His follow up question to that was, so what did you bring to this spot as a woman director that a man wouldn’t? My answer to that is that as a woman who is painfully aware of how tone-deaf representation can be, I strive to bring as much sensitivity to the way in which I handle casting and the nuances of every person I film from marginalized communities. He never asked me anything about my craft and to be fair to my dear fellow nominees he wasn’t very generous with his interest in their work either. He seemed to be mostly interested in speaking about himself. I found it painfully telling of the kind of male directors we often celebrate as “legends.” Women directors are spending too much time “shadowing” these guys in all sorts of programs and we need to start shedding light on the work that women directors do instead of sending them to shadow.
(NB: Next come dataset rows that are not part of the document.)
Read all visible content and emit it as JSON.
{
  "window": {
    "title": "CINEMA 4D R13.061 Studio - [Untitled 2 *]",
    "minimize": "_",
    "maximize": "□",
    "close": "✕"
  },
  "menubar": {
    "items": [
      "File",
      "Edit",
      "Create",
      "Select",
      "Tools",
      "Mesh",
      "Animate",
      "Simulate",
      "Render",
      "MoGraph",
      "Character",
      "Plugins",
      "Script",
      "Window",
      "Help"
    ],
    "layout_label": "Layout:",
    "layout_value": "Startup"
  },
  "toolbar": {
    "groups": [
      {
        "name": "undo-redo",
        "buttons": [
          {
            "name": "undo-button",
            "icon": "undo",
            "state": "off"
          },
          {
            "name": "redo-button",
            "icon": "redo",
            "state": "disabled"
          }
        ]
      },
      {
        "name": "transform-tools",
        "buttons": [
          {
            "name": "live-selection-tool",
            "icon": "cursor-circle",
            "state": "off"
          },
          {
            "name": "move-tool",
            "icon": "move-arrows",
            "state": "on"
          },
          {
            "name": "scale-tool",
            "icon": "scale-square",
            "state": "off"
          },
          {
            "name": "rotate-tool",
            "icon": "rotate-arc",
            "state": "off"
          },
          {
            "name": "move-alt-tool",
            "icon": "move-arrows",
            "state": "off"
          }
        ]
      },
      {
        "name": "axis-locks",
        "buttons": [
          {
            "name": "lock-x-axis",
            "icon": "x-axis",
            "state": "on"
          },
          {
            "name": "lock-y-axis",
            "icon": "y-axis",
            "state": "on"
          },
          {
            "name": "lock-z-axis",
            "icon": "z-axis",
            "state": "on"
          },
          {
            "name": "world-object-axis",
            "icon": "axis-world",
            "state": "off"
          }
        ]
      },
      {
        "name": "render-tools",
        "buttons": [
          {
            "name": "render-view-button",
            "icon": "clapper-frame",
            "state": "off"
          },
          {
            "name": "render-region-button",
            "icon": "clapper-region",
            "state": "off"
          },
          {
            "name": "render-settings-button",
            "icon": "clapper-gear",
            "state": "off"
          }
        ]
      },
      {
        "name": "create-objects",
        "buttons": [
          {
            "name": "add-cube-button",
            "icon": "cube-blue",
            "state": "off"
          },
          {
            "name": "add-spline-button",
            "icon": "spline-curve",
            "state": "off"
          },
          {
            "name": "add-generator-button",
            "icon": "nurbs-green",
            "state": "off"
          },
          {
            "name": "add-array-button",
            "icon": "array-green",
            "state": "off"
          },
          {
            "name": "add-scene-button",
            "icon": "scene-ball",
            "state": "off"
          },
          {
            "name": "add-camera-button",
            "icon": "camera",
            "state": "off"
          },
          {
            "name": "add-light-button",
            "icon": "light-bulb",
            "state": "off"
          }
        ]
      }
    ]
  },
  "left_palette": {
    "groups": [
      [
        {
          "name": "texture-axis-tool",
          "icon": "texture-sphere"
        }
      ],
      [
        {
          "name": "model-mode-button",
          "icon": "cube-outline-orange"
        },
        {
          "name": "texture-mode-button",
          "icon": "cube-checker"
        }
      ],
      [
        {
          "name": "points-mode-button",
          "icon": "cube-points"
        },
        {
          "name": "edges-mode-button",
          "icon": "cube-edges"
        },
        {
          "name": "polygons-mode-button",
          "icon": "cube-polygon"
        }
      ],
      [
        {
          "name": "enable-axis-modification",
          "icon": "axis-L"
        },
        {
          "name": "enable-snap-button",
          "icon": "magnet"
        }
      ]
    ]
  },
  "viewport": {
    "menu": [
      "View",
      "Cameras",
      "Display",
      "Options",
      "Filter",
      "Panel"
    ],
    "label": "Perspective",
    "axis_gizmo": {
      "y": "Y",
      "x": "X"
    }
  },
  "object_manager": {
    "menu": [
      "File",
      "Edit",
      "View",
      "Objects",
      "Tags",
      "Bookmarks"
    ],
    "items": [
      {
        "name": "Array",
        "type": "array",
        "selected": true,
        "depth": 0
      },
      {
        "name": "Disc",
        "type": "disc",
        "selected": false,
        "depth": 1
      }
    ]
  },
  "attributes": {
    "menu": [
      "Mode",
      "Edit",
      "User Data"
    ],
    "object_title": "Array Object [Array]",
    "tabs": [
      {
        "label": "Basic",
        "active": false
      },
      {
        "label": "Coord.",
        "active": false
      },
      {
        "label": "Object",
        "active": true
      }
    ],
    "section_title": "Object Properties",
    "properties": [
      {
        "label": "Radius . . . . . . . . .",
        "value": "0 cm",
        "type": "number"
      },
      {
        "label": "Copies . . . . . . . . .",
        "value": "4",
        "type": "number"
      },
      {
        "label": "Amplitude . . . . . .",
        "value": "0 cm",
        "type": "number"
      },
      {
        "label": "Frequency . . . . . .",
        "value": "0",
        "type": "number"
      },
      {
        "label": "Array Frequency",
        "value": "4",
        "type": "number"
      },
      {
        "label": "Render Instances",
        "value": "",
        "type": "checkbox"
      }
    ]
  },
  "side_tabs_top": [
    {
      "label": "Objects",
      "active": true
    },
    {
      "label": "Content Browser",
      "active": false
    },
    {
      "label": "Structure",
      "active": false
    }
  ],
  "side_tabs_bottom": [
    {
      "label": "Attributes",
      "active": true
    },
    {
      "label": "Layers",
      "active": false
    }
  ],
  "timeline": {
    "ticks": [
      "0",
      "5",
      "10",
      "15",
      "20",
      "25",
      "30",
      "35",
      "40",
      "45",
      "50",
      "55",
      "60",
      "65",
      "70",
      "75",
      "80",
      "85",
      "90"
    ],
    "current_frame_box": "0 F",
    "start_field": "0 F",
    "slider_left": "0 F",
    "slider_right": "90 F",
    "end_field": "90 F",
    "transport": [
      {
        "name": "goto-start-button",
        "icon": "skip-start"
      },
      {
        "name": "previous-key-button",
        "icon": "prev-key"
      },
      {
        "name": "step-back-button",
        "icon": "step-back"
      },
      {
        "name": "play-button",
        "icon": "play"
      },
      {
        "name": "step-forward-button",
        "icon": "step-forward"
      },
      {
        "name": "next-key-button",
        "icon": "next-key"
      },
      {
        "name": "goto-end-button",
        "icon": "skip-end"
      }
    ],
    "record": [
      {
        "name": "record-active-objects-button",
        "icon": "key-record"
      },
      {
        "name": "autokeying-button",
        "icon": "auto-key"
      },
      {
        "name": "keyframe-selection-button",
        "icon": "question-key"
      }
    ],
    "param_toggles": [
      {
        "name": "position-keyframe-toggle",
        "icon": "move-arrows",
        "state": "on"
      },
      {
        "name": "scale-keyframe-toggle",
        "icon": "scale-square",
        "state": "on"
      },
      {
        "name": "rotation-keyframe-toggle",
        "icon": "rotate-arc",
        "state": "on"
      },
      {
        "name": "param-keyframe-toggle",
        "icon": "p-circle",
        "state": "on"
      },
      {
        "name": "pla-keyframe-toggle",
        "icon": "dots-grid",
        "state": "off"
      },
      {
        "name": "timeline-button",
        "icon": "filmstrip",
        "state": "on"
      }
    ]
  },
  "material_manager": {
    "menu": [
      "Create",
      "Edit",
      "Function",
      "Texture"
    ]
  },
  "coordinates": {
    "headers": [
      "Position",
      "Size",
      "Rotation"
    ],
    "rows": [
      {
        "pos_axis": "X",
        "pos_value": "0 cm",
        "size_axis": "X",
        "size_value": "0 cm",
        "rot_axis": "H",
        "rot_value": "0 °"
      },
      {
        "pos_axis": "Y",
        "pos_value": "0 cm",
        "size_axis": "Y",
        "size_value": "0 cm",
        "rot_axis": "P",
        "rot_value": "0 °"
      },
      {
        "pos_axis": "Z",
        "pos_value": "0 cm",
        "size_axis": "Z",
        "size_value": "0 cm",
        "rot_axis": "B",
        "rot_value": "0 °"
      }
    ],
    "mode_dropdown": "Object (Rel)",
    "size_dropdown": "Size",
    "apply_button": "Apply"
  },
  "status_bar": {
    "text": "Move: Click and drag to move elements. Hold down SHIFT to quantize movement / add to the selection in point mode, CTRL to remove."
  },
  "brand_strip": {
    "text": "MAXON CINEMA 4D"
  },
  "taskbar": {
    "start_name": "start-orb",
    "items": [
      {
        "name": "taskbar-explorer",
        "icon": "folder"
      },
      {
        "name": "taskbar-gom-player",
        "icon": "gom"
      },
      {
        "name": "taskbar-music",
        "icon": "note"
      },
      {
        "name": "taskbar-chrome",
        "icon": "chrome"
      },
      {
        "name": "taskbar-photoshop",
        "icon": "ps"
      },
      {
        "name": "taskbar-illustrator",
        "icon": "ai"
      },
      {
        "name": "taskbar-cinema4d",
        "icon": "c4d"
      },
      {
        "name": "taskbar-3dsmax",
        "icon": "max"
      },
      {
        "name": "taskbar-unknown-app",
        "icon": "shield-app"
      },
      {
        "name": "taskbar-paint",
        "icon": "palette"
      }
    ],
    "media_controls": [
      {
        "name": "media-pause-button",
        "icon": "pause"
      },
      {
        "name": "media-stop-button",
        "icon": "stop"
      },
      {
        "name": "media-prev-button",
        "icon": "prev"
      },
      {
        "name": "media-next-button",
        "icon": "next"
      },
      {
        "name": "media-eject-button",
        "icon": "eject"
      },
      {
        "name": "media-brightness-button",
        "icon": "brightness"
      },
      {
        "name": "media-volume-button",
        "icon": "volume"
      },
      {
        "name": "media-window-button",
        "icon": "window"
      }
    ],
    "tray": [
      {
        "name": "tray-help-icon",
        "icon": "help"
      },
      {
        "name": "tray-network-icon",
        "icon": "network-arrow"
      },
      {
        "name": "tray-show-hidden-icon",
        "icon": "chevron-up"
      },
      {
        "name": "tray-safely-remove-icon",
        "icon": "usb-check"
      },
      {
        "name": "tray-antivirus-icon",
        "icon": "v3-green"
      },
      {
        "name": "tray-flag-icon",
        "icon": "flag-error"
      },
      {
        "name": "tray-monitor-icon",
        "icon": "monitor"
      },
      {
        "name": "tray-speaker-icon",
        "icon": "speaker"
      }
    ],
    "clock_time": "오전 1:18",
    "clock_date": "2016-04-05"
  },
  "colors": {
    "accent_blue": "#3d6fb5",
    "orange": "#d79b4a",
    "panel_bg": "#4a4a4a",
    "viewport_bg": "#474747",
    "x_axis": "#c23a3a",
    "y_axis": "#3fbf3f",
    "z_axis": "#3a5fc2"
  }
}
The best part of the experience was meeting some the DGA people themselves and the awards night, which was funny and moving to tears. It really is the coolest thing to be recognized by your peers and to spend a night with so many directors I admire all across the different platforms.

At some point, I went to the restroom and Reed Morano was there fixing her make up after she was tearing [up] too much from seeing my spot. It probably was better than winning the award. The Handmaid Tale is one of my favorite shows on TV and I jumped out of my seat when she won the award for it.

I felt inspired by the beautiful comradely of all the directors and I will never forget it. The award for commercials went to Martin de Thurah [for StubHub], who is a dear friend of mine, an Epoch brother and someone I consider one of the greatest directors working today. Women will continue to come back for that award and there are over 400 women directors on the Free The Bid website. One of them will be the first woman to win it and make history.

@KristinaMonllos Kristina Monllos is a senior editor for Adweek.